Jonah is sorry and God has the fish spit him out.  God repeats himself: "Go tell Nineveh I am destroying them in 40 days unless they repent."

Jonah goes and the Ninevites actually listen.  They all (even the King) changed into mourning clothes, covered themselves with ashes and fasted.  They stopped feeding their animals too.  They were genuinely sorry.  And their animals were genuinely confused. And hungry.

So Jonah, filled with rejoicing, skipped home.  Nopes.  The Bible says, "This change in plans" (the part where the people are not getting destroyed anymore) "greatly upset Jonah and he became very angry."  As a planner, I totally get that.

Jonah takes the news pretty hard.  Jonah is mad because he thinks all the bad dudes in this town should get what's coming to them.  Now all of the sudden everything is fine?!  He goes on to complain, "I knew this would happen.  You're so nice.  You're so forgiving.  Ugh. Kill me now please.  I'd rather be dead than watch this."

God's reply: "Is it right for you to be angry about this?"

Jonah stomps off to pout at the edge of the city.  But God arranged for a plant to grow and shade him.  Since this allowed Jonah to pout much more comfortably, he was thankful.  But God arranged for a worm to kill the plant.  Then Jonah was back to being angry enough to die.

God's (entirely valid) question:  You're mad that a plant died but you're not concerned about the 120,000 humans that were just saved from destruction? 

And then the book ends.  It's abrupt.  It's uncomfortable.  Loose ends are not tied up.  Resolution is not enjoyed.  It just hangs there.

Things I want to remember:

  1. Is it right for you to be angry about this?  In my life, the answer is a resounding, "Probably not."  I don't walk around with my hair on fire the WHOLE day but often I am wound up tighter and more frequently than the situation really calls for.  Jonah was so glaringly self-centered in his anger here. That's my kind of anger.  I don't like being inconvenienced.  A recent example: my child in diapers won't poop in a wet diaper.  He has standards. Therefore, I change a wet diaper only to change a stink bomb five minutes later.  I don't know if it makes me want to die exactly but it sure makes me want to eat some cake.
  2. God effortlessly arranges nature for His purposes.  Pop up a plant here, have a fish swim by at the exact right time there.  No big thing.  Really, for God details are no. big. thing.  I try to arrange my trips to the grocery store and always end up loosing my list somewhere between the house and the store.  He is able to arrange certain worms to munch on particular plants.  We should let Him be in charge more, yes?
  3. Sometimes loose ends remain loose.  This one makes my blood pressure rise.  This sentence is bad for my health.  Some things end abruptly.  Sometimes I can't see the rest of the story.  Being ok with that would serve me well.
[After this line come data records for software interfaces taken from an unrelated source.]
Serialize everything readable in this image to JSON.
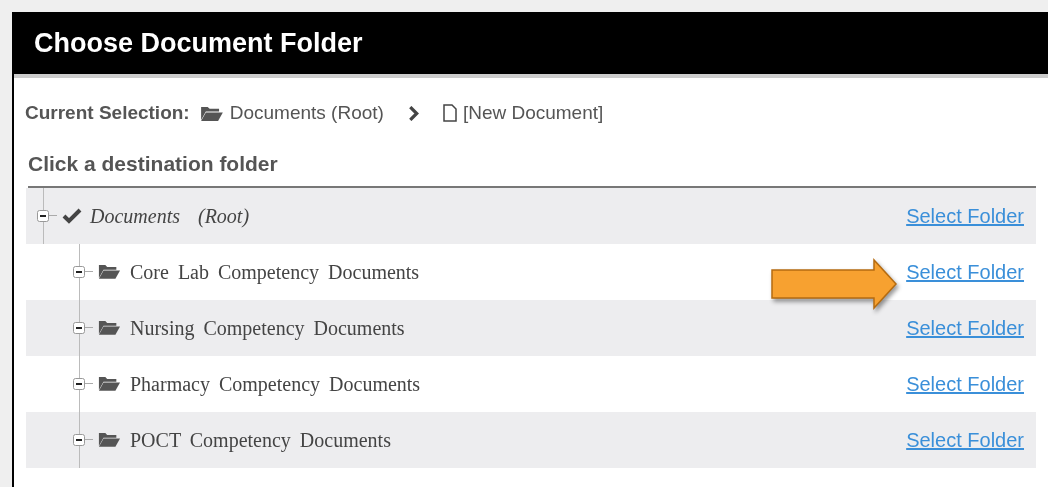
{
  "window": {
    "title": "Choose Document Folder"
  },
  "current_selection": {
    "label": "Current Selection:",
    "path": [
      {
        "kind": "folder",
        "text": "Documents (Root)"
      },
      {
        "kind": "document",
        "text": "[New Document]"
      }
    ]
  },
  "tree": {
    "heading": "Click a destination folder",
    "nodes": [
      {
        "name": "Documents  (Root)",
        "selected": true,
        "expanded": true,
        "action": "Select Folder",
        "children": [
          {
            "name": "Core Lab Competency Documents",
            "selected": false,
            "expanded": true,
            "action": "Select Folder"
          },
          {
            "name": "Nursing Competency Documents",
            "selected": false,
            "expanded": true,
            "action": "Select Folder"
          },
          {
            "name": "Pharmacy Competency Documents",
            "selected": false,
            "expanded": true,
            "action": "Select Folder"
          },
          {
            "name": "POCT Competency Documents",
            "selected": false,
            "expanded": true,
            "action": "Select Folder"
          }
        ]
      }
    ]
  }
}
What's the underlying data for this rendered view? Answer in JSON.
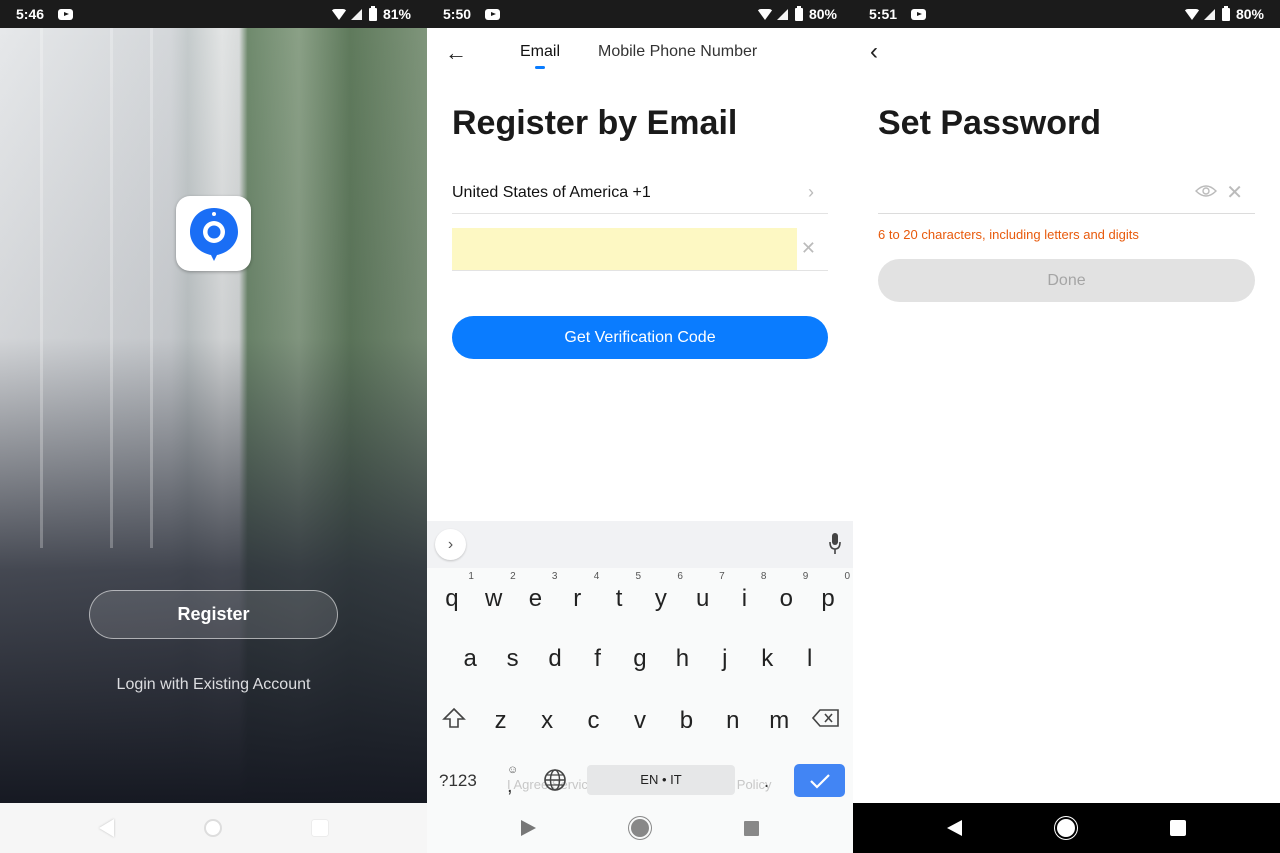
{
  "screens": [
    {
      "status": {
        "time": "5:46",
        "battery": "81%"
      },
      "app_icon": "camera-pin-logo",
      "register_label": "Register",
      "login_label": "Login with Existing Account",
      "accent": "#1a6ef5"
    },
    {
      "status": {
        "time": "5:50",
        "battery": "80%"
      },
      "tabs": [
        {
          "label": "Email",
          "active": true
        },
        {
          "label": "Mobile Phone Number",
          "active": false
        }
      ],
      "title": "Register by Email",
      "country": "United States of America +1",
      "email_value": "",
      "verify_label": "Get Verification Code",
      "accent": "#0a7cff",
      "keyboard": {
        "row1": [
          "q",
          "w",
          "e",
          "r",
          "t",
          "y",
          "u",
          "i",
          "o",
          "p"
        ],
        "row1_hints": [
          "1",
          "2",
          "3",
          "4",
          "5",
          "6",
          "7",
          "8",
          "9",
          "0"
        ],
        "row2": [
          "a",
          "s",
          "d",
          "f",
          "g",
          "h",
          "j",
          "k",
          "l"
        ],
        "row3": [
          "z",
          "x",
          "c",
          "v",
          "b",
          "n",
          "m"
        ],
        "symbols_label": "?123",
        "comma": ",",
        "period": ".",
        "space_label": "EN • IT",
        "emoji": "☺"
      },
      "agreement_ghost": "I Agree Service Agreement and Privacy Policy"
    },
    {
      "status": {
        "time": "5:51",
        "battery": "80%"
      },
      "title": "Set Password",
      "password_value": "",
      "hint": "6 to 20 characters, including letters and digits",
      "hint_color": "#e85a0c",
      "done_label": "Done"
    }
  ]
}
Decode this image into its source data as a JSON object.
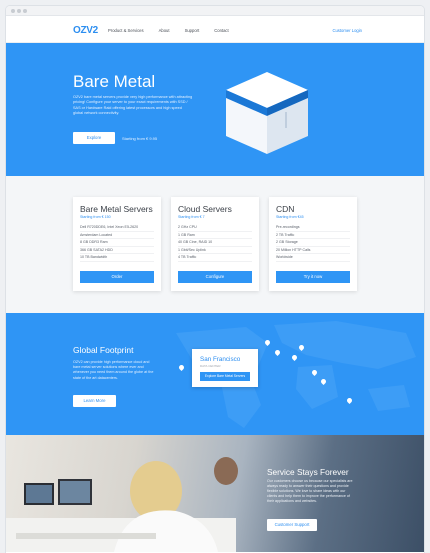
{
  "nav": {
    "logo": "OZV2",
    "links": [
      "Product & Services",
      "About",
      "Support",
      "Contact"
    ],
    "right_link": "Customer Login"
  },
  "hero": {
    "title": "Bare Metal",
    "description": "OZV2 bare metal servers provide very high performance with attracting pricing! Configure your server to your exact requirements with SSD / SAS or Hardware Raid offering latest processors and high speed global network connectivity.",
    "button": "Explore",
    "note": "Starting from € 9.95"
  },
  "plans": [
    {
      "name": "Bare Metal Servers",
      "price": "Starting from € 150",
      "features": [
        "Dell R720DDE6, Intel Xeon E5-2620",
        "Amsterdam Located",
        "8 GB DDR3 Ram",
        "366 GB SATA2 HDD",
        "10 TB Bandwidth"
      ],
      "button": "Order"
    },
    {
      "name": "Cloud Servers",
      "price": "Starting from € 7",
      "features": [
        "2 GHz CPU",
        "1 GB Ram",
        "40 GB Cine, RAID 10",
        "1 Gbit/Sec Uplink",
        "4 TB Traffic"
      ],
      "button": "Configure"
    },
    {
      "name": "CDN",
      "price": "Starting from €45",
      "features": [
        "Pre-recordings",
        "2 TB Traffic",
        "2 GB Storage",
        "20 Million HTTP Calls",
        "Worldwide"
      ],
      "button": "Try it now"
    }
  ],
  "globe": {
    "title": "Global Footprint",
    "description": "OZV2 can provide high performance cloud and bare metal server solutions where ever and whenever you need them around the globe at the state of the art datacenters.",
    "button": "Learn More",
    "popup": {
      "city": "San Francisco",
      "subtitle": "DATA CENTER",
      "button": "Explore Bare Metal Servers"
    }
  },
  "support": {
    "title": "Service Stays Forever",
    "description": "Our customers choose us because our specialists are always ready to answer their questions and provide flexible solutions. We love to share ideas with our clients and help them to improve the performance of their applications and websites.",
    "button": "Customer Support"
  },
  "colors": {
    "brand": "#2f95f5",
    "text": "#3b4048"
  },
  "icons": [
    "map-pin-icon"
  ]
}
So what about you?  Is it right for you to be angry about that one thing?  Could you let God arrange some things instead of you scrambling for control?  What loose ends can you try to (gulp) embrace?